Multiple projects conducted between October 2016 to August 2017 at CARTO

Space-time Autocorrelation using NYC taxi data (2015)

This project explores spatial and temporal autocorrelation. Open-source yellow taxi trip data for the year 2015 was aggregated to a 50m * 50m grid across NYC. This grid has aggregations of trip statistics for every hour of every day for every month of 2015. The idea is to explore spatial and temporal hotspots of activity across the city. The analysis uses PostGIS, PostgreSQL, Python (pysal package) and CARTO.


(GIF is linked to original map embed)

(Add more on space time moran’s I)

Exploring immigrant work visa reforms in USA

Link to blog post published by CARTO


(Image is linked to original map embed)

This analysis explored possible ramifications for the tech industry, and the American economy more generally if the proposed H-1B program (responsible for hiring foreign workers in US) reforms (H.R.670) were to go into effect. Using open government data and analyzing patterns, this blog shows what these changes could mean. This post was also published in brooklyn.


Random Forest Regressor

As a part of developing new analysis tools within CARTO, this project involved exploring machine learning techniques suitable for spatial predictions and its implementation. We used gradient boosting to build an analysis tool that took feature variables as input to predict a target variable in a dataset. A second pass involved adding spatial lag to the technique to enhance prediction accuracy for spatially related features. The map is an example using this tool to predict WeWork desk prices using density and type of use in the area. The tool is currently internal only.Pull request linked


The prediction map (linked to the image above) extends across the country covering many cities.


Kriging tool

This project was an exploration of Kriging technique of interpolation as an analysis tool in CARTO. The code used the Python PyKrige package and explored different methods suitable for different kind of data to be interpolated. As an example, this map was inspired by a news article raising concerns of pollution due to Coal-fired power plants in Indiana near Evansville.
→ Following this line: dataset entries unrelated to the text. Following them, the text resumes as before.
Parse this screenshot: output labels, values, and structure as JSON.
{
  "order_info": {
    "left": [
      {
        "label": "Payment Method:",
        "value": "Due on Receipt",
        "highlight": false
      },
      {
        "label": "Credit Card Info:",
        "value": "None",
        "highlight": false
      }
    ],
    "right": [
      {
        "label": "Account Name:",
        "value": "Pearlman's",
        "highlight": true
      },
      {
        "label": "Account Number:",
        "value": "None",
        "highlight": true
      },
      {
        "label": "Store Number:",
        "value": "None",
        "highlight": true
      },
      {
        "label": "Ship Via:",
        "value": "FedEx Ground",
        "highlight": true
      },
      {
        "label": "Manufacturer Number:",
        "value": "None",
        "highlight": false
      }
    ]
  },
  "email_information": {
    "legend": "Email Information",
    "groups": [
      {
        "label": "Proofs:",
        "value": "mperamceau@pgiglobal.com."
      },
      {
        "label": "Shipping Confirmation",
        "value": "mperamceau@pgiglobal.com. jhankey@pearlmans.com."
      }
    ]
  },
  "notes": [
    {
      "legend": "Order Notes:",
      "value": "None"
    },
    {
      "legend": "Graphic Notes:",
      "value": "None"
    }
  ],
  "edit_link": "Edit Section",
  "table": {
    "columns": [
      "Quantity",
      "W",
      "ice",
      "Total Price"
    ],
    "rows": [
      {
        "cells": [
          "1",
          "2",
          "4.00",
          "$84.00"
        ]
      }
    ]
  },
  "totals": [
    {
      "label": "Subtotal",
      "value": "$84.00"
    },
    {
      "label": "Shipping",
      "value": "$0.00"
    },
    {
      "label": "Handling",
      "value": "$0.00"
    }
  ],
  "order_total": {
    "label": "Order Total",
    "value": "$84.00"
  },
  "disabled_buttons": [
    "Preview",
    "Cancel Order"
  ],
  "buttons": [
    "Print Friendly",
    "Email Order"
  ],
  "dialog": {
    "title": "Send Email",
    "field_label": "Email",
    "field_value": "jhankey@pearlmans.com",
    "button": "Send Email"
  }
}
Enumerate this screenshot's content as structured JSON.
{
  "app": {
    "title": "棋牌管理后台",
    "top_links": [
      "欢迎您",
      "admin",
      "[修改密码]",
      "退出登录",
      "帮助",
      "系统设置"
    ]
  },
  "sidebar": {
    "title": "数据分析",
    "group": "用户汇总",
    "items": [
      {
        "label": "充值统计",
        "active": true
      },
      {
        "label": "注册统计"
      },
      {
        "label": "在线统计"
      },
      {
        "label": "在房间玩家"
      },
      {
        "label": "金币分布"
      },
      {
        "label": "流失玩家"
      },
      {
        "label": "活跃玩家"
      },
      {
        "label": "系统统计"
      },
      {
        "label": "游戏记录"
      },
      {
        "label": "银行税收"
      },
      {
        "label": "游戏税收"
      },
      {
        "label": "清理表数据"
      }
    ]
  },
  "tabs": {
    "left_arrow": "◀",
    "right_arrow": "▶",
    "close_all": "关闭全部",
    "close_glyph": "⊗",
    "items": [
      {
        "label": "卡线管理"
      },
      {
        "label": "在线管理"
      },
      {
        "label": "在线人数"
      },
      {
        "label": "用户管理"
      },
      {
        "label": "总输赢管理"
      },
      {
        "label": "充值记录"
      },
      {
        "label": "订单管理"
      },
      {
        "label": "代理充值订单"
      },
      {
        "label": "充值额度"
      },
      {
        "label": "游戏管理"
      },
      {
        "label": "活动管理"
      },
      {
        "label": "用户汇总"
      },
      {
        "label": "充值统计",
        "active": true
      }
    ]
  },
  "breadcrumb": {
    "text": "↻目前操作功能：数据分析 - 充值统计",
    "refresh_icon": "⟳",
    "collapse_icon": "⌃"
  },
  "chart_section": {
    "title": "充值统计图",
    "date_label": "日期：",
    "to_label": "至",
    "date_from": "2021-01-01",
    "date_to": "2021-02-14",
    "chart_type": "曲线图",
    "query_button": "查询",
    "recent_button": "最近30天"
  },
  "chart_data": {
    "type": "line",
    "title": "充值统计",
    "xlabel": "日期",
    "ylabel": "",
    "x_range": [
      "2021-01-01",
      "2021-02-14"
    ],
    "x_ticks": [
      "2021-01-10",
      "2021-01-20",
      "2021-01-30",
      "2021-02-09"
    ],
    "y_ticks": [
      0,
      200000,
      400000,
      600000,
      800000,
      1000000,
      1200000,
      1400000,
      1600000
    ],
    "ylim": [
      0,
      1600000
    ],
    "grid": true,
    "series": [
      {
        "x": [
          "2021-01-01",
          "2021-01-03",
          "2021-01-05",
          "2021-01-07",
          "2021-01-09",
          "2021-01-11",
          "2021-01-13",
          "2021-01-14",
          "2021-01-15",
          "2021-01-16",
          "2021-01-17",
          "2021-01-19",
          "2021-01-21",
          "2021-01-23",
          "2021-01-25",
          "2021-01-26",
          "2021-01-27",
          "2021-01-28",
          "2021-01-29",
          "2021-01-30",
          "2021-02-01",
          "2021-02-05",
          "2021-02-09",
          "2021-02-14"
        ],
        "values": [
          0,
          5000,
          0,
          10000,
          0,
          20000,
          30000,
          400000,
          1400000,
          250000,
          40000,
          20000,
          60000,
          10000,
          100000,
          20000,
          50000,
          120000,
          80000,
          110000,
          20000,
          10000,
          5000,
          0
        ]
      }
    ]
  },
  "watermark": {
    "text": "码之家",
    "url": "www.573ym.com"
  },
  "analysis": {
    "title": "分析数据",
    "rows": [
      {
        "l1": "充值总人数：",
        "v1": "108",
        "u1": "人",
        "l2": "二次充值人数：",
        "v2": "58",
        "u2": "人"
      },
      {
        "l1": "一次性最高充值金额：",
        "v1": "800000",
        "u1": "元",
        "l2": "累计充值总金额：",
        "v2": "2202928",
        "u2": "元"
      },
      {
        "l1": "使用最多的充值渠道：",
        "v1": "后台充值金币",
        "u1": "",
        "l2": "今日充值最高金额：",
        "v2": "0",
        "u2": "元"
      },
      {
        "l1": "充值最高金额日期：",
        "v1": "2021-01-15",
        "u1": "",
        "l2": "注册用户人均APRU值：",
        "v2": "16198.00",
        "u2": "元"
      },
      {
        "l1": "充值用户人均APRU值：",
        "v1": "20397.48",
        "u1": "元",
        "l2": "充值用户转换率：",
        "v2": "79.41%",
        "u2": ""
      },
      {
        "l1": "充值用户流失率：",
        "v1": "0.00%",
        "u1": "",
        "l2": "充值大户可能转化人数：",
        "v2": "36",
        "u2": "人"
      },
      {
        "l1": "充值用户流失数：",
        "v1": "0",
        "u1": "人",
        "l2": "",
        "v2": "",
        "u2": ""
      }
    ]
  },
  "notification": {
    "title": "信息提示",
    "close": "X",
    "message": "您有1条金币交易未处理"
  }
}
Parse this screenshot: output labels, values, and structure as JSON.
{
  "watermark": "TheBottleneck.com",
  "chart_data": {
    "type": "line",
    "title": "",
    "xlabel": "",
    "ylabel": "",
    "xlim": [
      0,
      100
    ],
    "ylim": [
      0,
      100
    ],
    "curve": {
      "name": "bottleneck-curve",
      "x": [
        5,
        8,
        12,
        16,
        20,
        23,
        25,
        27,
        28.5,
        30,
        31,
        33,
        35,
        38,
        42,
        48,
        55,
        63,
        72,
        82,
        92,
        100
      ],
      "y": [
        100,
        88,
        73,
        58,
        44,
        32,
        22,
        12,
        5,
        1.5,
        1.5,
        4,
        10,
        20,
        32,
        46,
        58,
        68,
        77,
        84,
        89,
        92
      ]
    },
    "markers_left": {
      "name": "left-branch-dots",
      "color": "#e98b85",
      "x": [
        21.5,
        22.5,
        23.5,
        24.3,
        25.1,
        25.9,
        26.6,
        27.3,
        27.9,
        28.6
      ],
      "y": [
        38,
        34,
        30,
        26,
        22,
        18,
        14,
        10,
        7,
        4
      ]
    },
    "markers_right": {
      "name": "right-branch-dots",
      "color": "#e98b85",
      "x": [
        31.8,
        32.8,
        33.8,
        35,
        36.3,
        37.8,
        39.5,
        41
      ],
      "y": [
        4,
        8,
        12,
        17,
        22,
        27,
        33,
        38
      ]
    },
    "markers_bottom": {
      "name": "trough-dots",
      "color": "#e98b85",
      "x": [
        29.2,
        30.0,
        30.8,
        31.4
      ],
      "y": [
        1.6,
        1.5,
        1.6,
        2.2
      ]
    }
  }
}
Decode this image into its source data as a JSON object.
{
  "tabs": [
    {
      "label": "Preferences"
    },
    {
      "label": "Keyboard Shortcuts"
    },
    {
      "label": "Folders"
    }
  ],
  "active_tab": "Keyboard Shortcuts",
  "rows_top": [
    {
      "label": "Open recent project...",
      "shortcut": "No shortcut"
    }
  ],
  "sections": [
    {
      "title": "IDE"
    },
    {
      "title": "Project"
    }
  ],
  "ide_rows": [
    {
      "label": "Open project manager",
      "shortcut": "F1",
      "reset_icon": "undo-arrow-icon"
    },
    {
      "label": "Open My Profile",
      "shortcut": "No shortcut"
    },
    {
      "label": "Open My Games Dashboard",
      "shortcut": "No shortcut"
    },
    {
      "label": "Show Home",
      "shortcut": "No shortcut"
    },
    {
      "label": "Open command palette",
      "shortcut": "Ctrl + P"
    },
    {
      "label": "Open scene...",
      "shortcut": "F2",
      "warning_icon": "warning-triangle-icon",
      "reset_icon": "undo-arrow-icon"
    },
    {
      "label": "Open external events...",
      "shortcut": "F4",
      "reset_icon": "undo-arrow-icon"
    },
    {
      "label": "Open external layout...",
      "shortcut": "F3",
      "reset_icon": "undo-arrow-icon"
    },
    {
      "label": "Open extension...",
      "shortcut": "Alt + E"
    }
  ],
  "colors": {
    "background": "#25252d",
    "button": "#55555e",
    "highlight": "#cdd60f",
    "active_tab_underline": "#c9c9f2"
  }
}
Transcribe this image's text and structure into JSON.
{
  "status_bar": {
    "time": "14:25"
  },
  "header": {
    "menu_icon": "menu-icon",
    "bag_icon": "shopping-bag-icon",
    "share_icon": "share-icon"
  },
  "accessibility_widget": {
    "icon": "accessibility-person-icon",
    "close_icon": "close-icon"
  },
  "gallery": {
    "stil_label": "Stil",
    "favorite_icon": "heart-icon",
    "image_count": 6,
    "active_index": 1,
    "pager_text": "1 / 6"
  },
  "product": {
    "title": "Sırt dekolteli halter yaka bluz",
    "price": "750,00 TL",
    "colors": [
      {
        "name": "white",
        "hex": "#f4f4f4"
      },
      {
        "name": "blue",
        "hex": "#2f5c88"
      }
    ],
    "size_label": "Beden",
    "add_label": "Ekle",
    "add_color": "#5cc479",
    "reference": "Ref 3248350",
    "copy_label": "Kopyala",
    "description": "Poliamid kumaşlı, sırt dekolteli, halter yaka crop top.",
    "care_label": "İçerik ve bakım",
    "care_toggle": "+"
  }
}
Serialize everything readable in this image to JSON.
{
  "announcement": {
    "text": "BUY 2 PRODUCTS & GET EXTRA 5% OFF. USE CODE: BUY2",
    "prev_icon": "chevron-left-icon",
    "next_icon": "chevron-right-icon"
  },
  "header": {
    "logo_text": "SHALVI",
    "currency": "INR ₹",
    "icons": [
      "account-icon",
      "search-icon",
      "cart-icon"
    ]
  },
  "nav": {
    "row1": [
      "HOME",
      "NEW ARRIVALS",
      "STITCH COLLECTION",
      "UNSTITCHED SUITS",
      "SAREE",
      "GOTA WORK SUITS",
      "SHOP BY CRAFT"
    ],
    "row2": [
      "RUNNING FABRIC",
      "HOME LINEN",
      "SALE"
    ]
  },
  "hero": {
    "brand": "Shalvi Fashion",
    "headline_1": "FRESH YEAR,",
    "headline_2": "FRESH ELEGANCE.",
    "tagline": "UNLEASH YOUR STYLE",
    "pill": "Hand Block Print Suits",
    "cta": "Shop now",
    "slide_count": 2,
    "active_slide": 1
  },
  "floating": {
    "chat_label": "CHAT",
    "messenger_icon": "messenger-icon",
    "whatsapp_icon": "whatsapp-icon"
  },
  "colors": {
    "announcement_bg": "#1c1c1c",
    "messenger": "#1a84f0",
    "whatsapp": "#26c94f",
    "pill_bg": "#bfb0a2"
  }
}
Air quality data for the area from EPA was used and interpolated to draw correlations of co-existence.


Mehak Sachdeva
Mehak Sachdeva
Urban Science Faculty Fellow

My research interests include spatial statistical methods with applications in the social, urban and environmental sciences.